TOAST study reaches recruitment target
26 February 2015
The Treatment Options without Antibiotics for Sore Throat (TOAST) project, a collaborative study organised through the University of Oxford, the University of Southampton and the Centre for Academic Primary Care at the University of Bristol, has reached its initial recruitment target of 566 randomized patients across 40 practices on time.
Almost one in 10 registered patients will see their GP every year with sore throat. Sore throat is estimated to cost £430 million annually in consultations and lost productivity alone.

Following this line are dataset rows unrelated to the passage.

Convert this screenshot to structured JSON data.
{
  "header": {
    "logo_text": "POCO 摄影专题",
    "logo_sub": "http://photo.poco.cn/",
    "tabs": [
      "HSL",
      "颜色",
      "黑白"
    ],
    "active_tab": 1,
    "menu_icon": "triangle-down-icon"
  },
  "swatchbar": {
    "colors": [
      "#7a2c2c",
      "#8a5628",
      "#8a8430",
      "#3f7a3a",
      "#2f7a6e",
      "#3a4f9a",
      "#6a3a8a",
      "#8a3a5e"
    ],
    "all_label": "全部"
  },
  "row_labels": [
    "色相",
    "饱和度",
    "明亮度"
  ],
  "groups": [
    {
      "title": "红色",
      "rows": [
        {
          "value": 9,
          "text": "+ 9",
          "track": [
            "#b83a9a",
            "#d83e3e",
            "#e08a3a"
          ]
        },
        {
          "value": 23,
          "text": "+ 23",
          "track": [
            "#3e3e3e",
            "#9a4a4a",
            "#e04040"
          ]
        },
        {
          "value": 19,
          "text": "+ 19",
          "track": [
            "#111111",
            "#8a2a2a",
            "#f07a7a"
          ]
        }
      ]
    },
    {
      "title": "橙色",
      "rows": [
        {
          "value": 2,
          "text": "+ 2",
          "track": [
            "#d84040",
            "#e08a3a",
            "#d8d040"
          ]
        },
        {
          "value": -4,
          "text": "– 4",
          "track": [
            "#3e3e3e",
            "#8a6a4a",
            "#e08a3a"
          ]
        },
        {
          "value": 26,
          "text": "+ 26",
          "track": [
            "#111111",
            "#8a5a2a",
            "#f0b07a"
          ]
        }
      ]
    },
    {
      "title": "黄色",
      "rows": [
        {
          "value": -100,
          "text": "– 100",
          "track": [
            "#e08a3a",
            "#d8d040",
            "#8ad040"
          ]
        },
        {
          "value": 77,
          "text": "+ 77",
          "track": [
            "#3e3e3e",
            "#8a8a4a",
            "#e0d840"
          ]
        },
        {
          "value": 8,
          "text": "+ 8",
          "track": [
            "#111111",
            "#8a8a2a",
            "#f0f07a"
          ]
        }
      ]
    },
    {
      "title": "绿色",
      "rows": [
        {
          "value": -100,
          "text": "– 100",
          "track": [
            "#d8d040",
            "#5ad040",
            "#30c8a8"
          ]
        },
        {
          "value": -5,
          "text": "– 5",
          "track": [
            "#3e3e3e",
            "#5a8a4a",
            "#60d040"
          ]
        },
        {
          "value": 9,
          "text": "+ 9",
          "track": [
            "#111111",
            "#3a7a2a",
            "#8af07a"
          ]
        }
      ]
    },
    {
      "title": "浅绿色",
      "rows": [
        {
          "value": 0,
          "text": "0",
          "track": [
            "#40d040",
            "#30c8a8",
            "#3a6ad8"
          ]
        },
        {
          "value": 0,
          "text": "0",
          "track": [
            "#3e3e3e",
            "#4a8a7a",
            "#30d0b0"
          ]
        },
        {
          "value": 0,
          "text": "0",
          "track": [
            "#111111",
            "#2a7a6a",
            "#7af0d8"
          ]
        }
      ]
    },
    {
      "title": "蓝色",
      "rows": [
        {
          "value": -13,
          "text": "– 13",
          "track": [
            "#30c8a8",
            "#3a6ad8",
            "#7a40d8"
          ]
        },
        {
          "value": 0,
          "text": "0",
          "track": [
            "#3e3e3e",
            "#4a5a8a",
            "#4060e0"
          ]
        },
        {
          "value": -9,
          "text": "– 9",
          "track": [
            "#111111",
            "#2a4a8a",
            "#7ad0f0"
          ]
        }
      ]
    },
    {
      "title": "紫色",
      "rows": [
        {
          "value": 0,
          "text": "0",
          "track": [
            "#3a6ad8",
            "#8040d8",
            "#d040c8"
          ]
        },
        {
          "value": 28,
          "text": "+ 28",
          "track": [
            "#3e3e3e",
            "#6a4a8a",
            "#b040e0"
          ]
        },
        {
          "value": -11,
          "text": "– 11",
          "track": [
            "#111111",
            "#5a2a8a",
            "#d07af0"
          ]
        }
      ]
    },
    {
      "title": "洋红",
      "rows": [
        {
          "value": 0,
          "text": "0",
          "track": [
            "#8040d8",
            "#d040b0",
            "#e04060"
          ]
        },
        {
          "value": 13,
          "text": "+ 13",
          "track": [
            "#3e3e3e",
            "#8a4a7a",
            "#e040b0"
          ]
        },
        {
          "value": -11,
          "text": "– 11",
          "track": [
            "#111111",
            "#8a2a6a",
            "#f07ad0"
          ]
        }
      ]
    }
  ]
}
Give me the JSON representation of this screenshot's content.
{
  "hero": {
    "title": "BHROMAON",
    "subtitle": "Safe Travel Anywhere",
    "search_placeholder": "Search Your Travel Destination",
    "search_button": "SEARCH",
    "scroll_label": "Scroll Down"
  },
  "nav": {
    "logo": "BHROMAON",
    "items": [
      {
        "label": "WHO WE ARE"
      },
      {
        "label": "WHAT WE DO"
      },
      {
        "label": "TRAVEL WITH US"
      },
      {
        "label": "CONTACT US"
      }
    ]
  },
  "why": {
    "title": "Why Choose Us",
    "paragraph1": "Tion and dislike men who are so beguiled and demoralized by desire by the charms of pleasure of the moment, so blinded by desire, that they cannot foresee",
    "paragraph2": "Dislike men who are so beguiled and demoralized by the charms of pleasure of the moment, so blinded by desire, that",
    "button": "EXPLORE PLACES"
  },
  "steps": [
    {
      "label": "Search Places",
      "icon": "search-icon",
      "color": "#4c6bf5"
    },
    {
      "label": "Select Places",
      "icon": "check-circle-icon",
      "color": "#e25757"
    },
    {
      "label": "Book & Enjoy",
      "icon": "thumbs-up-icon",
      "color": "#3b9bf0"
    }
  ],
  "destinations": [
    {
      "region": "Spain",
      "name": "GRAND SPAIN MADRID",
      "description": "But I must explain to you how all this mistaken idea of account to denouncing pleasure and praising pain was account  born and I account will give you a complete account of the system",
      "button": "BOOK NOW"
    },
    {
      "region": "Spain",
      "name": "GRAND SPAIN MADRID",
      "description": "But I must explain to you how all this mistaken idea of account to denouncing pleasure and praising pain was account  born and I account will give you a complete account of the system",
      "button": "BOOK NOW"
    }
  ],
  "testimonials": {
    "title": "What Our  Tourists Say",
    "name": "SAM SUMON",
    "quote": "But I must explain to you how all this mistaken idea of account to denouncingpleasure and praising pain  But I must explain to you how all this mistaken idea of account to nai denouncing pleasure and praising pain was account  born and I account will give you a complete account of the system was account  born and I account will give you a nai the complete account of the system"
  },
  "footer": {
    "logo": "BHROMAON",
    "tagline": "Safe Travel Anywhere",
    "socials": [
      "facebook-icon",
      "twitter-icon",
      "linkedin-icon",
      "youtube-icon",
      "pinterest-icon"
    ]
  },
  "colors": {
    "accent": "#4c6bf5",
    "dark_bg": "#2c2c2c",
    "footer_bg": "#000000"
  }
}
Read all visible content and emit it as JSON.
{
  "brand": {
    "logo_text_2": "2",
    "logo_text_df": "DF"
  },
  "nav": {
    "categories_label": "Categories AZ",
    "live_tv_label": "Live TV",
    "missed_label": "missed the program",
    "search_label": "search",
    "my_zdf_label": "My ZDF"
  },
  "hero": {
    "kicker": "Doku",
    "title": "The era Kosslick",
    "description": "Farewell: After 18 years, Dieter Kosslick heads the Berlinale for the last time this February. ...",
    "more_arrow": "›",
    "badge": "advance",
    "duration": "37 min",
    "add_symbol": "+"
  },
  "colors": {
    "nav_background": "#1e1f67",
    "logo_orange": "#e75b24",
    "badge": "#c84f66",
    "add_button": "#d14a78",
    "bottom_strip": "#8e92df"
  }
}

91% of those diagnosed with tonsillitis will receive antibiotics, as will half of those recorded as 'sore throat' or 'pharyngitis'. NICE guidance recognises the limited evidence for benefit of antibiotics in its advice to avoid prescriptions in most patients. However, prescribing rates remain disproportionately high. An alternative symptomatic treatment could reduce both unnecessary antibiotic prescribing and the economic burden of sore throat.
In a BMJ systematic review, researchers say that patients with sore throat receiving a single dose of steroids were three times more likely to experience complete resolution of pain at 24 hours and experienced pain relief six hours earlier. However, all of the patients received antibiotics, and few were recruited from primary care.
The team proposes a randomised, placebo controlled, blinded trial design in patients aged between 18 and 70 years presenting to the GP with acute sore throat. Patients will receive a single dose of either oral dexamethasone (10mg) or identical placebo. Patients, clinicians and researchers will be blinded. Where an antibiotic is indicated according to NICE guidance, a delayed prescription will be provided.
Julie Allen, TOAST trial manager said: “This has been a real team effort and a target which would not have been achieved without the commitment from our recruiting practices over the last two years and all of the coordinators at our collaborating centres. We’re looking forward to seeing the results later in the year!"
The team has an international reputation in respiratory infection research, with previous successful clinical trials in this area and collaborations with School partners on a relevant trial (OSAC trial).